By Shana Rowan (Blog)
Last week, I and several other founders of USA FAIR attended the New York State ATSA Conference in Albany, NY. ATSA stands for Association for the Treatment of Sexual Abusers, and their members include sex offender and victim treatment providers, other mental health professionals, sex offender policy researchers and those involved in sex offender management.
Our reception could not have been better, with many conference attendees stating that we are an important voice that has been missing from this debate for too long. It was heartening to learn that many people were familiar with USA FAIR and had visited our website.
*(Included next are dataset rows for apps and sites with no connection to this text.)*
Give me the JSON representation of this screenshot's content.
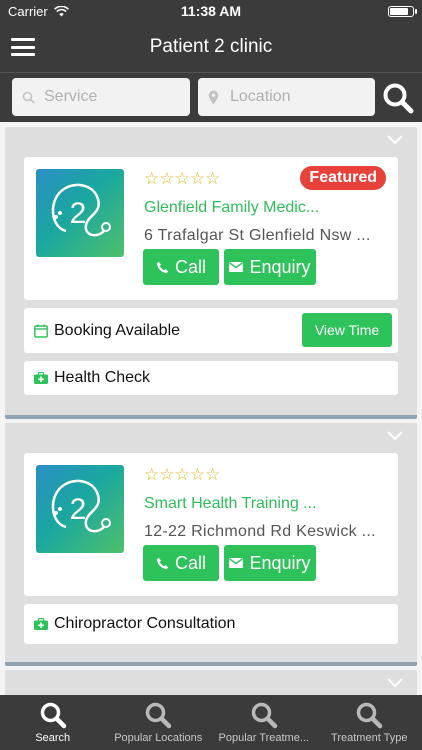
{
  "status_bar": {
    "carrier": "Carrier",
    "time": "11:38 AM"
  },
  "header": {
    "title": "Patient 2 clinic"
  },
  "search": {
    "service_placeholder": "Service",
    "location_placeholder": "Location"
  },
  "colors": {
    "bar": "#3b3b3b",
    "accent_green": "#2dc25a",
    "name_green": "#2fbd5a",
    "featured_red": "#e8413a",
    "star": "#e3b820"
  },
  "listings": [
    {
      "stars": "☆☆☆☆☆",
      "rating": 0,
      "badge": "Featured",
      "name": "Glenfield Family Medic...",
      "address": "6 Trafalgar St Glenfield  Nsw  ...",
      "call_label": "Call",
      "enquiry_label": "Enquiry",
      "booking_label": "Booking Available",
      "view_time_label": "View Time",
      "service": "Health Check"
    },
    {
      "stars": "☆☆☆☆☆",
      "rating": 0,
      "name": "Smart Health Training ...",
      "address": "12-22 Richmond Rd Keswick  ...",
      "call_label": "Call",
      "enquiry_label": "Enquiry",
      "service": "Chiropractor Consultation"
    }
  ],
  "tabs": [
    {
      "label": "Search",
      "icon": "search-icon",
      "active": true
    },
    {
      "label": "Popular Locations",
      "icon": "search-icon"
    },
    {
      "label": "Popular Treatme...",
      "icon": "search-icon"
    },
    {
      "label": "Treatment Type",
      "icon": "search-icon"
    }
  ]
}
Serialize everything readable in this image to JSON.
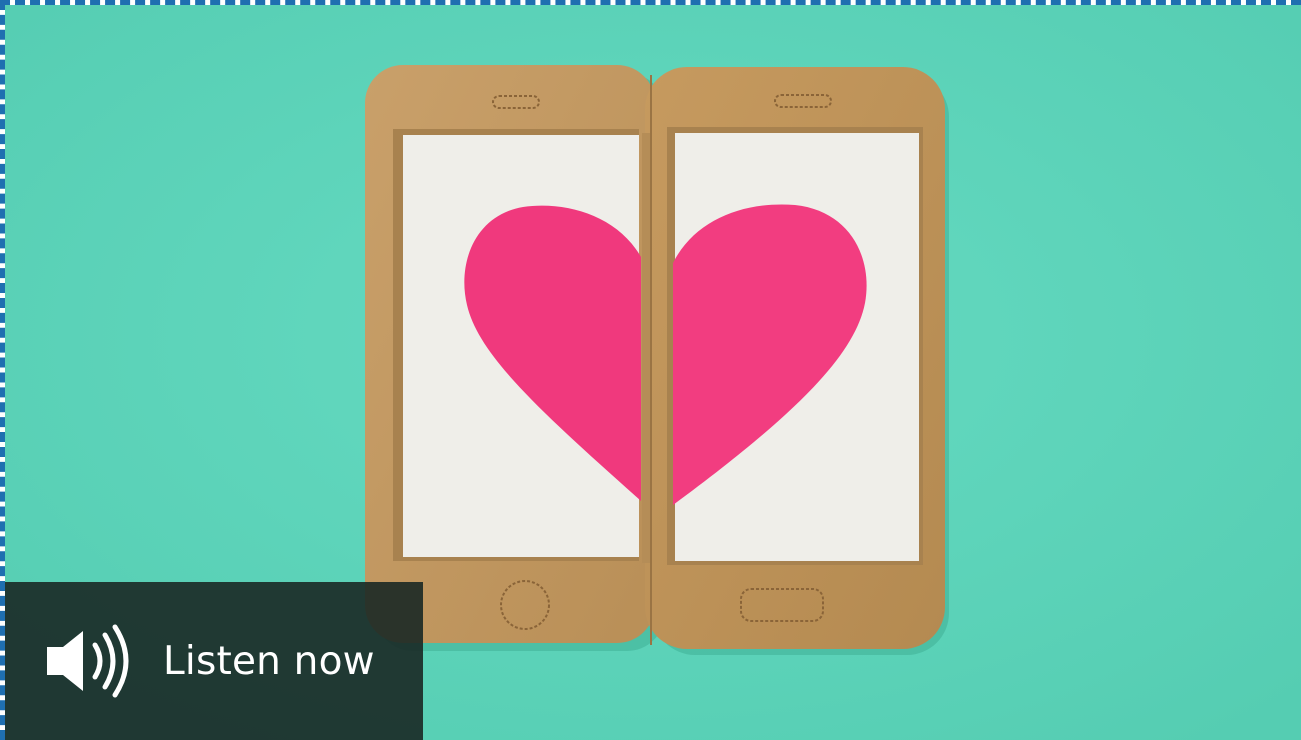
{
  "listen": {
    "label": "Listen now",
    "icon": "speaker-volume-icon"
  },
  "colors": {
    "background": "#5fd6bc",
    "cardboard": "#c79d63",
    "screen": "#efeee9",
    "heart": "#f0397d",
    "overlay": "#1a2825",
    "frame_border": "#1f6fb0"
  }
}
We also had an opportunity to meet some of the leading researchers whose work we quote everyday and started a dialog with the state’s registry office about a common concern: lack of sufficient public education on the issue.
ATSA is an organization committed to ending sexual abuse that is pro research and pro facts – and that’s all we’re asking for – laws based on research and evidence… not emotion and fear. That makes ATSA a natural ally in our quest for smarter laws that work.
In addition to staffing our exhibitor’s table for all three days of the conference, we visited the nearby Legislative Office Building and met with Assemblyman Daniel O’Donnell, Chair of the Assembly Corrections Committee; and senior staff members of Senator Patrick Gallivan, Chair of the Senate Crime Victims, Crime and Corrections Committee; and Senator Ruth Hassell-Thompson, the ranking minority member. We introduced ourselves as the founders of USA FAIR and our group included family members of registrants, as well as law-abiding former offenders. We voiced our concerns on current sex offender laws and how they impact the family members of registrants, and emphasized the need for legislators to utilize the vast body of research on the track record of these laws to craft better solutions.
One thing was made abundantly clear. Change will only come when law-abiding registrants and their family members visit their individual legislators in their districts. Of the 8 of us that attended the meetings, only one of us was a constituent of one of the legislators. Whether in our respective state capitals, or at the district offices, more of us need to start showing up and meeting the legislators that represent us.
Overall, the conference was an energizing experience and we look forward to exhibiting at the national ATSA conference in Chicago this October.